### [REQUIRED ACTION]
Precise copying is required. Return the data below in full.

### [DATA]
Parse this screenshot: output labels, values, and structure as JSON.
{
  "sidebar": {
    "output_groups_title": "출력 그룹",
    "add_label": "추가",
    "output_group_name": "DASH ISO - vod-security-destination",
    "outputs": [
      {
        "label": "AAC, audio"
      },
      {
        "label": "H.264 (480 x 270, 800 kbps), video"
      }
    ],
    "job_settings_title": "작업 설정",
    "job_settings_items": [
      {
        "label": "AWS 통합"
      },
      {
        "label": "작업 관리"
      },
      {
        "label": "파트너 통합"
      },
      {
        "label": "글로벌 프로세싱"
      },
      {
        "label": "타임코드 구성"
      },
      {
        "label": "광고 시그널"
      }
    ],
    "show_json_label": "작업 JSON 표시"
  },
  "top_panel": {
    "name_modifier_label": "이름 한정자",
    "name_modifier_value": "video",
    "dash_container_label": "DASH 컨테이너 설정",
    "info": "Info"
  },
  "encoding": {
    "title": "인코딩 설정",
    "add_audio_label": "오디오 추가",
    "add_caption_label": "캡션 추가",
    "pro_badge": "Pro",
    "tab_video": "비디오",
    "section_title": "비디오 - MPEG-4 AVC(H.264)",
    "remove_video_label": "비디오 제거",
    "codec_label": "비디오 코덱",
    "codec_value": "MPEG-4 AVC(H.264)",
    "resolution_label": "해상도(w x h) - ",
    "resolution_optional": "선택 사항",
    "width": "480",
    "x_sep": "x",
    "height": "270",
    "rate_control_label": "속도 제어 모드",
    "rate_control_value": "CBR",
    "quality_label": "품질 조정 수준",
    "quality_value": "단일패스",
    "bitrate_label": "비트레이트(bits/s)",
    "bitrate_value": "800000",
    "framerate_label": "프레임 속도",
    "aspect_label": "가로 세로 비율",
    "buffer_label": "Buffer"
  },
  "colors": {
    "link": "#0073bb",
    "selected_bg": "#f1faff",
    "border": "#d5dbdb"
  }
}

### [ANSWER FOR THE TASK]
Parse this screenshot: output labels, values, and structure as JSON.
{
  "sidebar": {
    "output_groups_title": "출력 그룹",
    "add_label": "추가",
    "output_group_name": "DASH ISO - vod-security-destination",
    "outputs": [
      {
        "label": "AAC, audio"
      },
      {
        "label": "H.264 (480 x 270, 800 kbps), video"
      }
    ],
    "job_settings_title": "작업 설정",
    "job_settings_items": [
      {
        "label": "AWS 통합"
      },
      {
        "label": "작업 관리"
      },
      {
        "label": "파트너 통합"
      },
      {
        "label": "글로벌 프로세싱"
      },
      {
        "label": "타임코드 구성"
      },
      {
        "label": "광고 시그널"
      }
    ],
    "show_json_label": "작업 JSON 표시"
  },
  "top_panel": {
    "name_modifier_label": "이름 한정자",
    "name_modifier_value": "video",
    "dash_container_label": "DASH 컨테이너 설정",
    "info": "Info"
  },
  "encoding": {
    "title": "인코딩 설정",
    "add_audio_label": "오디오 추가",
    "add_caption_label": "캡션 추가",
    "pro_badge": "Pro",
    "tab_video": "비디오",
    "section_title": "비디오 - MPEG-4 AVC(H.264)",
    "remove_video_label": "비디오 제거",
    "codec_label": "비디오 코덱",
    "codec_value": "MPEG-4 AVC(H.264)",
    "resolution_label": "해상도(w x h) - ",
    "resolution_optional": "선택 사항",
    "width": "480",
    "x_sep": "x",
    "height": "270",
    "rate_control_label": "속도 제어 모드",
    "rate_control_value": "CBR",
    "quality_label": "품질 조정 수준",
    "quality_value": "단일패스",
    "bitrate_label": "비트레이트(bits/s)",
    "bitrate_value": "800000",
    "framerate_label": "프레임 속도",
    "aspect_label": "가로 세로 비율",
    "buffer_label": "Buffer"
  },
  "colors": {
    "link": "#0073bb",
    "selected_bg": "#f1faff",
    "border": "#d5dbdb"
  }
}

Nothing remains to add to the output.